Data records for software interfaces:
# # # #
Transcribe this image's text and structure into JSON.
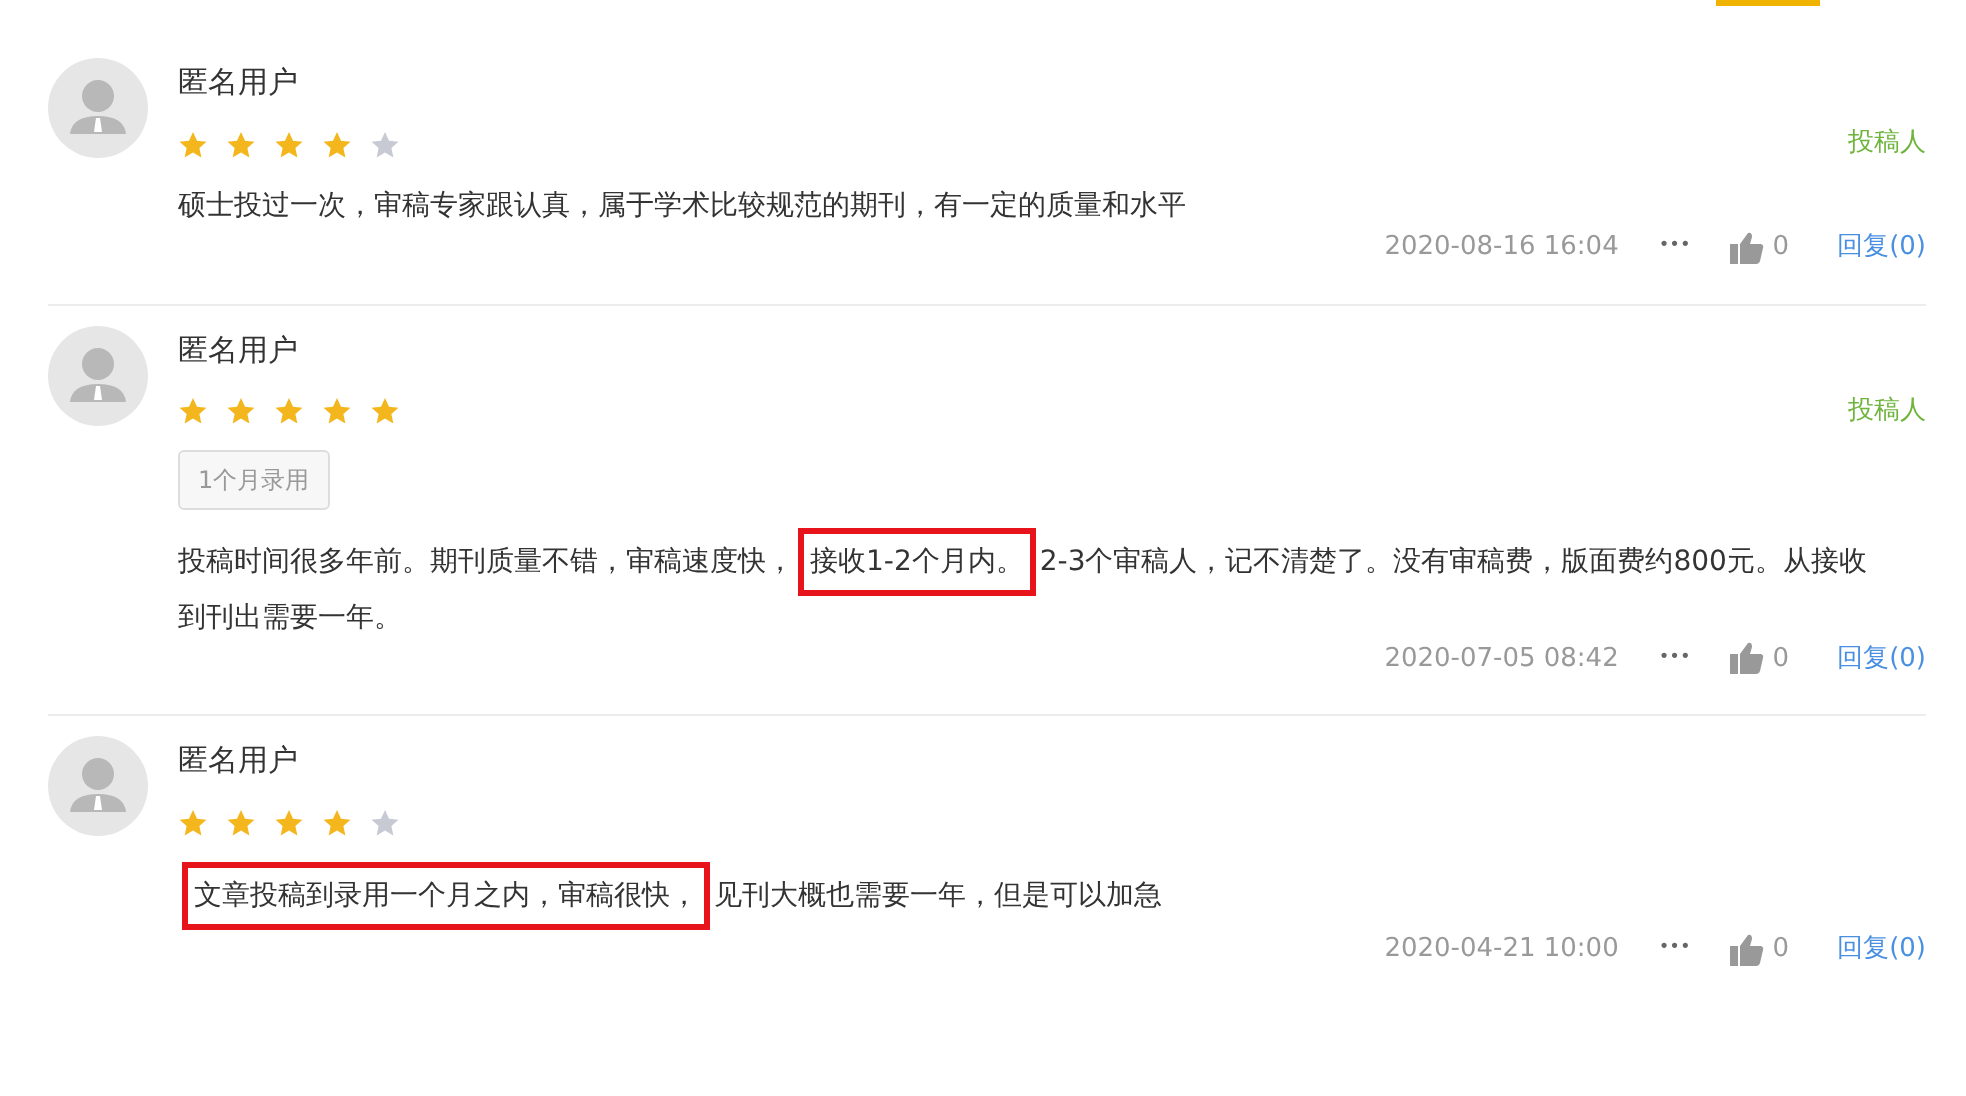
{
  "reviews": [
    {
      "user": "匿名用户",
      "stars": 4,
      "role": "投稿人",
      "text": [
        {
          "t": "硕士投过一次，审稿专家跟认真，属于学术比较规范的期刊，有一定的质量和水平",
          "highlighted": false
        }
      ],
      "date": "2020-08-16 16:04",
      "more": "•••",
      "likes": "0",
      "reply": "回复(0)"
    },
    {
      "user": "匿名用户",
      "stars": 5,
      "role": "投稿人",
      "tag": "1个月录用",
      "text": [
        {
          "t": "投稿时间很多年前。期刊质量不错，审稿速度快，",
          "highlighted": false
        },
        {
          "t": "接收1-2个月内。",
          "highlighted": true
        },
        {
          "t": "2-3个审稿人，记不清楚了。没有审稿费，版面费约800元。从接收到刊出需要一年。",
          "highlighted": false
        }
      ],
      "date": "2020-07-05 08:42",
      "more": "•••",
      "likes": "0",
      "reply": "回复(0)"
    },
    {
      "user": "匿名用户",
      "stars": 4,
      "text": [
        {
          "t": "文章投稿到录用一个月之内，审稿很快，",
          "highlighted": true
        },
        {
          "t": "见刊大概也需要一年，但是可以加急",
          "highlighted": false
        }
      ],
      "date": "2020-04-21 10:00",
      "more": "•••",
      "likes": "0",
      "reply": "回复(0)"
    }
  ]
}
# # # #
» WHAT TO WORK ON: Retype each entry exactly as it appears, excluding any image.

» ANSWER BOX:
Transcribe this image's text and structure into JSON.
{
  "reviews": [
    {
      "user": "匿名用户",
      "stars": 4,
      "role": "投稿人",
      "text": [
        {
          "t": "硕士投过一次，审稿专家跟认真，属于学术比较规范的期刊，有一定的质量和水平",
          "highlighted": false
        }
      ],
      "date": "2020-08-16 16:04",
      "more": "•••",
      "likes": "0",
      "reply": "回复(0)"
    },
    {
      "user": "匿名用户",
      "stars": 5,
      "role": "投稿人",
      "tag": "1个月录用",
      "text": [
        {
          "t": "投稿时间很多年前。期刊质量不错，审稿速度快，",
          "highlighted": false
        },
        {
          "t": "接收1-2个月内。",
          "highlighted": true
        },
        {
          "t": "2-3个审稿人，记不清楚了。没有审稿费，版面费约800元。从接收到刊出需要一年。",
          "highlighted": false
        }
      ],
      "date": "2020-07-05 08:42",
      "more": "•••",
      "likes": "0",
      "reply": "回复(0)"
    },
    {
      "user": "匿名用户",
      "stars": 4,
      "text": [
        {
          "t": "文章投稿到录用一个月之内，审稿很快，",
          "highlighted": true
        },
        {
          "t": "见刊大概也需要一年，但是可以加急",
          "highlighted": false
        }
      ],
      "date": "2020-04-21 10:00",
      "more": "•••",
      "likes": "0",
      "reply": "回复(0)"
    }
  ]
}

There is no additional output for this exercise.